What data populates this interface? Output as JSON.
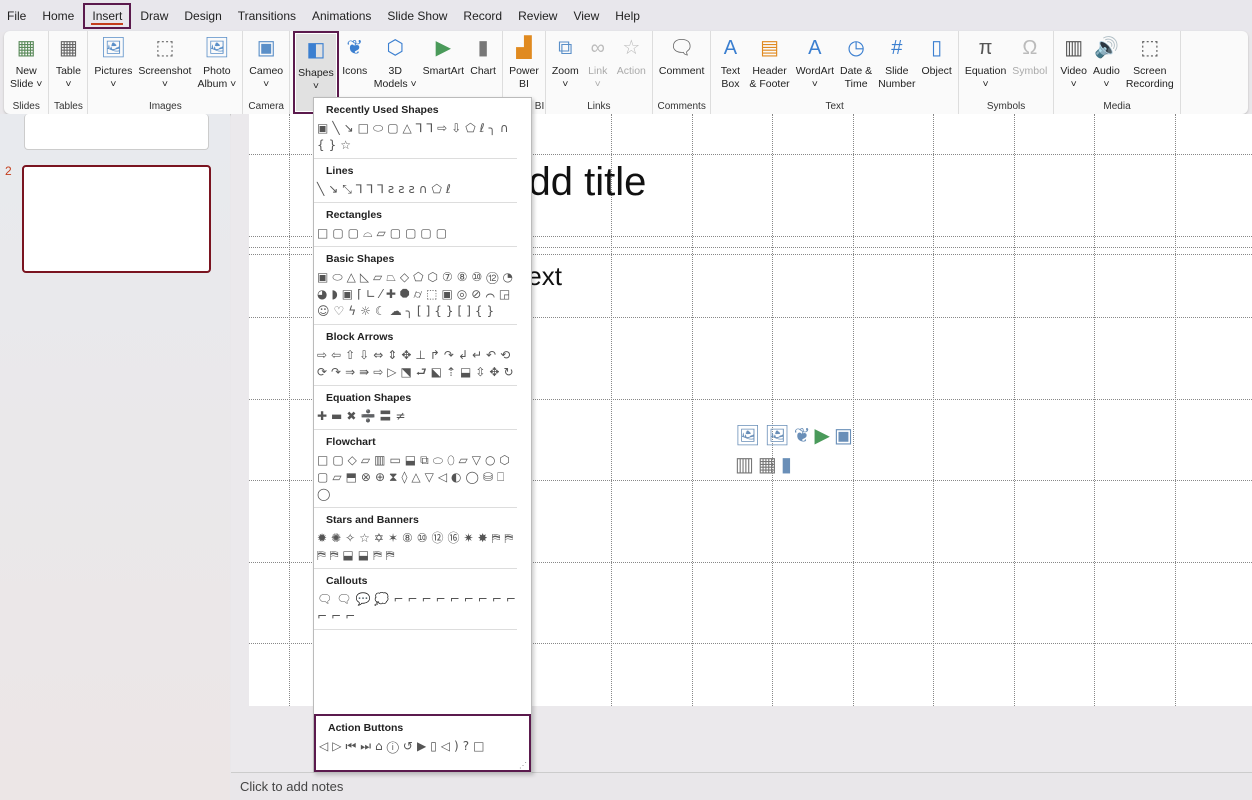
{
  "tabs": [
    "File",
    "Home",
    "Insert",
    "Draw",
    "Design",
    "Transitions",
    "Animations",
    "Slide Show",
    "Record",
    "Review",
    "View",
    "Help"
  ],
  "active_tab": "Insert",
  "ribbon": [
    {
      "label": "Slides",
      "buttons": [
        {
          "name": "new-slide",
          "l1": "New",
          "l2": "Slide ˅",
          "icon": "▦",
          "color": "#5a8a5a"
        }
      ]
    },
    {
      "label": "Tables",
      "buttons": [
        {
          "name": "table",
          "l1": "Table",
          "l2": "˅",
          "icon": "▦",
          "color": "#666"
        }
      ]
    },
    {
      "label": "Images",
      "buttons": [
        {
          "name": "pictures",
          "l1": "Pictures",
          "l2": "˅",
          "icon": "🖼",
          "color": "#5a8fc8"
        },
        {
          "name": "screenshot",
          "l1": "Screenshot",
          "l2": "˅",
          "icon": "⬚",
          "color": "#666"
        },
        {
          "name": "photo-album",
          "l1": "Photo",
          "l2": "Album ˅",
          "icon": "🖼",
          "color": "#5a8fc8"
        }
      ]
    },
    {
      "label": "Camera",
      "buttons": [
        {
          "name": "cameo",
          "l1": "Cameo",
          "l2": "˅",
          "icon": "▣",
          "color": "#5a8fc8"
        }
      ]
    },
    {
      "label": "",
      "buttons": [
        {
          "name": "shapes",
          "l1": "Shapes",
          "l2": "˅",
          "icon": "◧",
          "color": "#3b7fd0",
          "selected": true
        },
        {
          "name": "icons",
          "l1": "Icons",
          "l2": "",
          "icon": "❦",
          "color": "#3b7fd0"
        },
        {
          "name": "3d-models",
          "l1": "3D",
          "l2": "Models ˅",
          "icon": "⬡",
          "color": "#3b7fd0"
        },
        {
          "name": "smartart",
          "l1": "SmartArt",
          "l2": "",
          "icon": "▶",
          "color": "#4a9a5a"
        },
        {
          "name": "chart",
          "l1": "Chart",
          "l2": "",
          "icon": "▮",
          "color": "#777"
        }
      ]
    },
    {
      "label": "Power BI",
      "buttons": [
        {
          "name": "power-bi",
          "l1": "Power",
          "l2": "BI",
          "icon": "▟",
          "color": "#e08a20"
        }
      ]
    },
    {
      "label": "Links",
      "buttons": [
        {
          "name": "zoom",
          "l1": "Zoom",
          "l2": "˅",
          "icon": "⧉",
          "color": "#5a8fc8"
        },
        {
          "name": "link",
          "l1": "Link",
          "l2": "˅",
          "icon": "∞",
          "color": "#bbb",
          "disabled": true
        },
        {
          "name": "action",
          "l1": "Action",
          "l2": "",
          "icon": "☆",
          "color": "#bbb",
          "disabled": true
        }
      ]
    },
    {
      "label": "Comments",
      "buttons": [
        {
          "name": "comment",
          "l1": "Comment",
          "l2": "",
          "icon": "🗨",
          "color": "#666"
        }
      ]
    },
    {
      "label": "Text",
      "buttons": [
        {
          "name": "text-box",
          "l1": "Text",
          "l2": "Box",
          "icon": "A",
          "color": "#3b7fd0"
        },
        {
          "name": "header-footer",
          "l1": "Header",
          "l2": "& Footer",
          "icon": "▤",
          "color": "#e08a20"
        },
        {
          "name": "wordart",
          "l1": "WordArt",
          "l2": "˅",
          "icon": "A",
          "color": "#3b7fd0"
        },
        {
          "name": "date-time",
          "l1": "Date &",
          "l2": "Time",
          "icon": "◷",
          "color": "#3b7fd0"
        },
        {
          "name": "slide-number",
          "l1": "Slide",
          "l2": "Number",
          "icon": "#",
          "color": "#3b7fd0"
        },
        {
          "name": "object",
          "l1": "Object",
          "l2": "",
          "icon": "▯",
          "color": "#3b7fd0"
        }
      ]
    },
    {
      "label": "Symbols",
      "buttons": [
        {
          "name": "equation",
          "l1": "Equation",
          "l2": "˅",
          "icon": "π",
          "color": "#555"
        },
        {
          "name": "symbol",
          "l1": "Symbol",
          "l2": "",
          "icon": "Ω",
          "color": "#bbb",
          "disabled": true
        }
      ]
    },
    {
      "label": "Media",
      "buttons": [
        {
          "name": "video",
          "l1": "Video",
          "l2": "˅",
          "icon": "▥",
          "color": "#555"
        },
        {
          "name": "audio",
          "l1": "Audio",
          "l2": "˅",
          "icon": "🔊",
          "color": "#555"
        },
        {
          "name": "screen-recording",
          "l1": "Screen",
          "l2": "Recording",
          "icon": "⬚",
          "color": "#555"
        }
      ]
    }
  ],
  "thumbnails": {
    "slide_number": "2",
    "selected_border": "#7a1420"
  },
  "slide": {
    "title_placeholder": "Click to add title",
    "text_placeholder": "Click to add text"
  },
  "notes": {
    "placeholder": "Click to add notes"
  },
  "shapes_panel": {
    "sections": [
      {
        "title": "Recently Used Shapes",
        "shapes": "▣╲↘□⬭▢△⅂⅂⇨⇩⬠ℓ╮∩{}☆"
      },
      {
        "title": "Lines",
        "shapes": "╲↘⤡⅂⅂⅂ꙅꙅꙅ∩⬠ℓ"
      },
      {
        "title": "Rectangles",
        "shapes": "□▢▢⌓▱▢▢▢▢"
      },
      {
        "title": "Basic Shapes",
        "shapes": "▣⬭△◺▱⏢◇⬠⬡⑦⑧⑩⑫◔◕◗▣⌈∟⁄✚⯃⌭⬚▣◎⊘⌒◲☺♡ϟ☼☾☁╮[]{}[]{}"
      },
      {
        "title": "Block Arrows",
        "shapes": "⇨⇦⇧⇩⇔⇕✥⊥↱↷↲↵↶⟲⟳↷⇒⇛⇨▷⬔⮐⬕⇡⬓⇳✥↻"
      },
      {
        "title": "Equation Shapes",
        "shapes": "✚▬✖➗〓≠"
      },
      {
        "title": "Flowchart",
        "shapes": "□▢◇▱▥▭⬓⧉⬭⬯▱▽○⬡▢⏥⬒⊗⊕⧗◊△▽◁◐◯⛁⎕◯"
      },
      {
        "title": "Stars and Banners",
        "shapes": "✹✺✧☆✡✶⑧⑩⑫⑯✷✸⛿⛿⛿⛿⬓⬓⛿⛿"
      },
      {
        "title": "Callouts",
        "shapes": "🗨🗨💬💭⌐⌐⌐⌐⌐⌐⌐⌐⌐⌐⌐⌐"
      }
    ],
    "action_buttons": {
      "title": "Action Buttons",
      "shapes": "◁▷⏮⏭⌂ⓘ↺▶▯◁)?□"
    }
  }
}
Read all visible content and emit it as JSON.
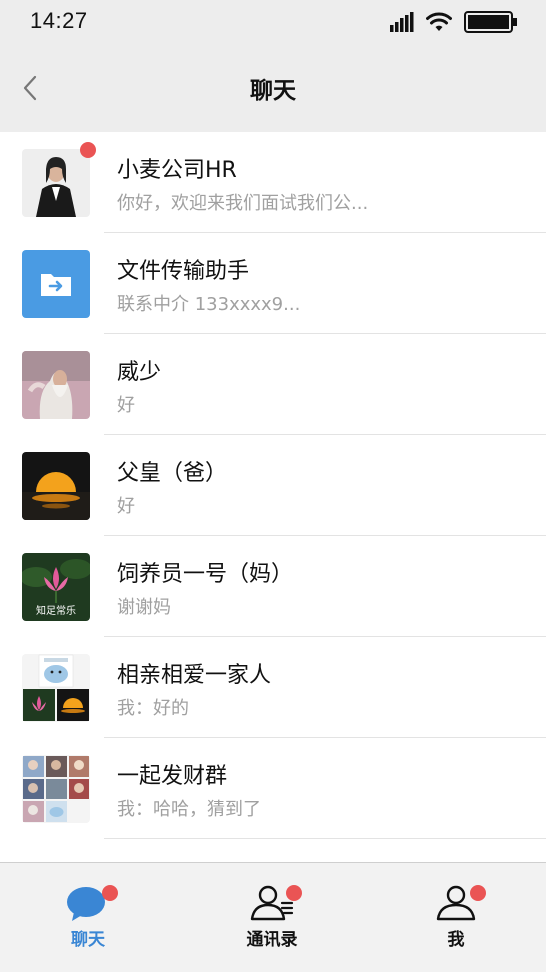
{
  "status_bar": {
    "time": "14:27"
  },
  "nav": {
    "title": "聊天"
  },
  "chats": [
    {
      "name": "小麦公司HR",
      "preview": "你好，欢迎来我们面试我们公...",
      "unread_dot": true
    },
    {
      "name": "文件传输助手",
      "preview": "联系中介 133xxxx9..."
    },
    {
      "name": "威少",
      "preview": "好"
    },
    {
      "name": "父皇（爸）",
      "preview": "好"
    },
    {
      "name": "饲养员一号（妈）",
      "preview": "谢谢妈",
      "avatar_caption": "知足常乐"
    },
    {
      "name": "相亲相爱一家人",
      "preview": "我：好的"
    },
    {
      "name": "一起发财群",
      "preview": "我：哈哈，猜到了"
    }
  ],
  "tabs": [
    {
      "label": "聊天",
      "icon": "chat-bubble-icon",
      "active": true
    },
    {
      "label": "通讯录",
      "icon": "contacts-icon"
    },
    {
      "label": "我",
      "icon": "person-icon"
    }
  ],
  "colors": {
    "accent": "#3a86d4",
    "badge": "#ea5454",
    "file_helper": "#4a9be3"
  }
}
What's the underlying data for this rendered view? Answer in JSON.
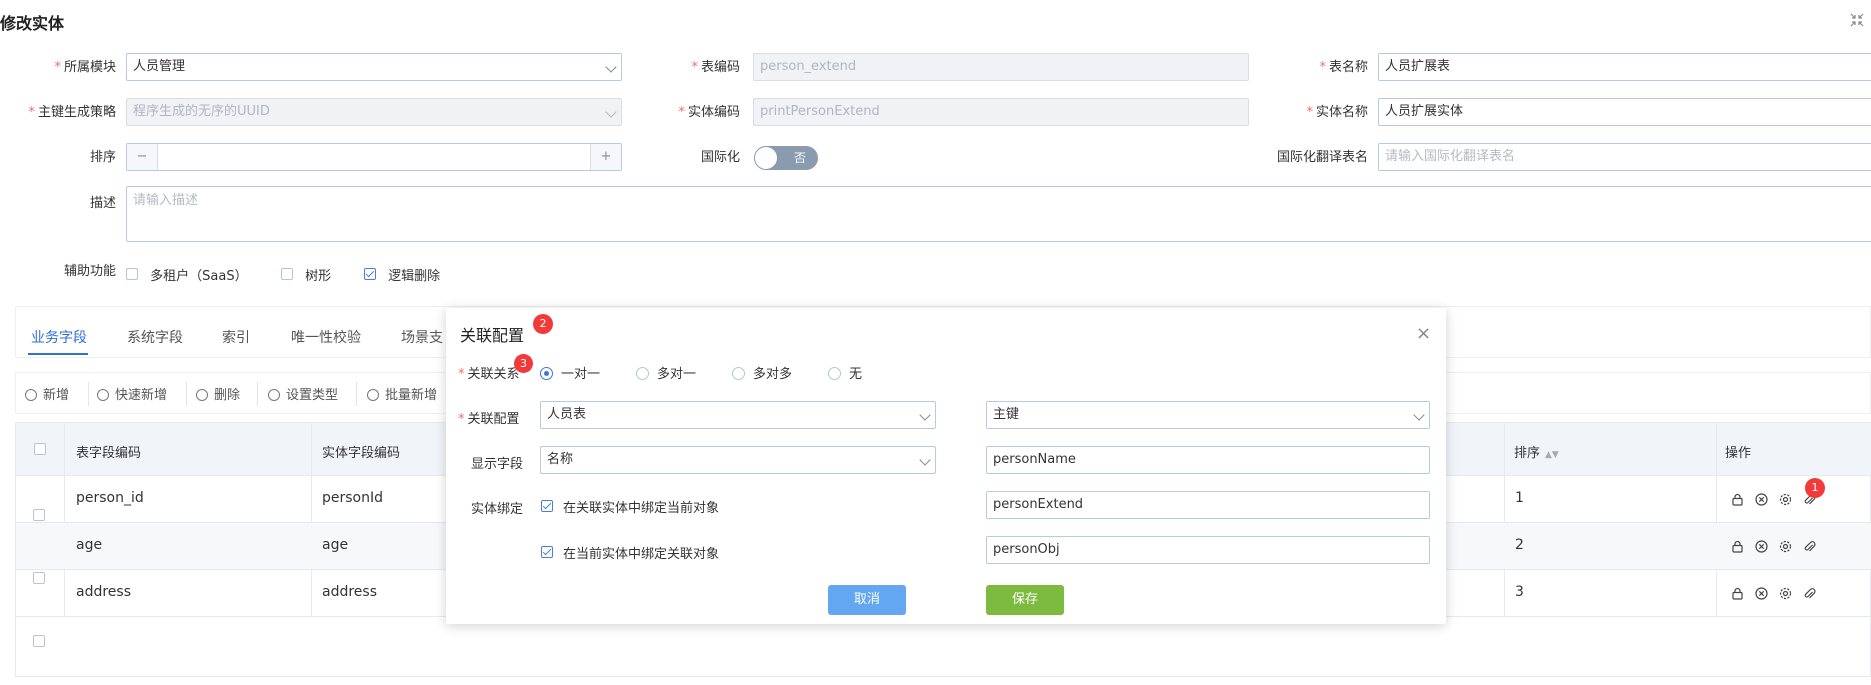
{
  "page": {
    "title": "修改实体"
  },
  "form": {
    "module": {
      "label": "所属模块",
      "value": "人员管理"
    },
    "table_code": {
      "label": "表编码",
      "value": "person_extend"
    },
    "table_name": {
      "label": "表名称",
      "value": "人员扩展表"
    },
    "pk_strategy": {
      "label": "主键生成策略",
      "value": "程序生成的无序的UUID"
    },
    "entity_code": {
      "label": "实体编码",
      "value": "printPersonExtend"
    },
    "entity_name": {
      "label": "实体名称",
      "value": "人员扩展实体"
    },
    "sort": {
      "label": "排序",
      "minus": "−",
      "plus": "+",
      "value": ""
    },
    "i18n": {
      "label": "国际化",
      "toggle_text": "否",
      "enabled": false
    },
    "i18n_table": {
      "label": "国际化翻译表名",
      "placeholder": "请输入国际化翻译表名"
    },
    "description": {
      "label": "描述",
      "placeholder": "请输入描述"
    },
    "aux": {
      "label": "辅助功能",
      "options": [
        {
          "label": "多租户（SaaS）",
          "checked": false
        },
        {
          "label": "树形",
          "checked": false
        },
        {
          "label": "逻辑删除",
          "checked": true
        }
      ]
    }
  },
  "tabs": [
    "业务字段",
    "系统字段",
    "索引",
    "唯一性校验",
    "场景支"
  ],
  "active_tab": "业务字段",
  "toolbar": {
    "add": "新增",
    "quick_add": "快速新增",
    "delete": "删除",
    "set_type": "设置类型",
    "batch_add": "批量新增"
  },
  "table": {
    "headers": {
      "table_field_code": "表字段编码",
      "entity_field_code": "实体字段编码",
      "sort": "排序",
      "actions": "操作"
    },
    "rows": [
      {
        "table_field_code": "person_id",
        "entity_field_code": "personId",
        "sort": "1"
      },
      {
        "table_field_code": "age",
        "entity_field_code": "age",
        "sort": "2"
      },
      {
        "table_field_code": "address",
        "entity_field_code": "address",
        "sort": "3"
      }
    ]
  },
  "modal": {
    "title": "关联配置",
    "title_badge": "2",
    "relation": {
      "label": "关联关系",
      "badge": "3",
      "options": [
        "一对一",
        "多对一",
        "多对多",
        "无"
      ],
      "selected": "一对一"
    },
    "config": {
      "label": "关联配置",
      "entity": "人员表",
      "key": "主键"
    },
    "display": {
      "label": "显示字段",
      "field": "名称",
      "value": "personName"
    },
    "binding": {
      "label": "实体绑定",
      "bind_current": {
        "label": "在关联实体中绑定当前对象",
        "checked": true,
        "value": "personExtend"
      },
      "bind_related": {
        "label": "在当前实体中绑定关联对象",
        "checked": true,
        "value": "personObj"
      }
    },
    "cancel": "取消",
    "save": "保存"
  },
  "action_badge": "1",
  "colors": {
    "primary": "#2f6fd6",
    "danger": "#f23a3a",
    "cancel": "#63a7f2",
    "save": "#7cbb3f"
  }
}
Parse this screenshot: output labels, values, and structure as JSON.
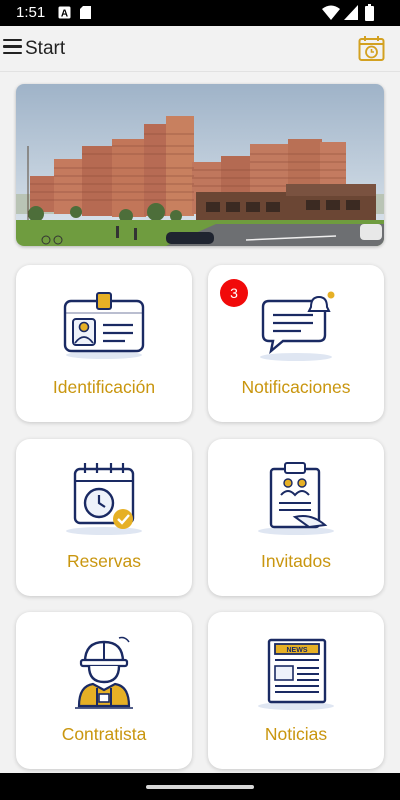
{
  "status_bar": {
    "time": "1:51",
    "icons": [
      "a-notification-icon",
      "sd-card-icon",
      "wifi-icon",
      "cellular-signal-icon",
      "battery-icon"
    ]
  },
  "app_bar": {
    "title": "Start",
    "menu_icon": "hamburger-menu-icon",
    "action_icon": "calendar-clock-icon"
  },
  "banner": {
    "image": "residential-apartment-complex-photo"
  },
  "menu_cards": [
    {
      "label": "Identificación",
      "icon": "id-badge-icon"
    },
    {
      "label": "Notificaciones",
      "icon": "chat-bell-icon",
      "badge": "3"
    },
    {
      "label": "Reservas",
      "icon": "calendar-clock-check-icon"
    },
    {
      "label": "Invitados",
      "icon": "guest-clipboard-icon"
    },
    {
      "label": "Contratista",
      "icon": "construction-worker-icon"
    },
    {
      "label": "Noticias",
      "icon": "newspaper-icon"
    }
  ],
  "colors": {
    "accent": "#c9960f",
    "icon_navy": "#1a2a63",
    "badge_red": "#f10a0a",
    "background": "#f2f2f2"
  }
}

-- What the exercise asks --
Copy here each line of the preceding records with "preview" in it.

-- Solution below --
      "preview": "你好，欢迎来我们面试我们公...",
      "preview": "联系中介 133xxxx9..."
      "preview": "好"
      "preview": "好"
      "preview": "谢谢妈",
      "preview": "我：好的"
      "preview": "我：哈哈，猜到了"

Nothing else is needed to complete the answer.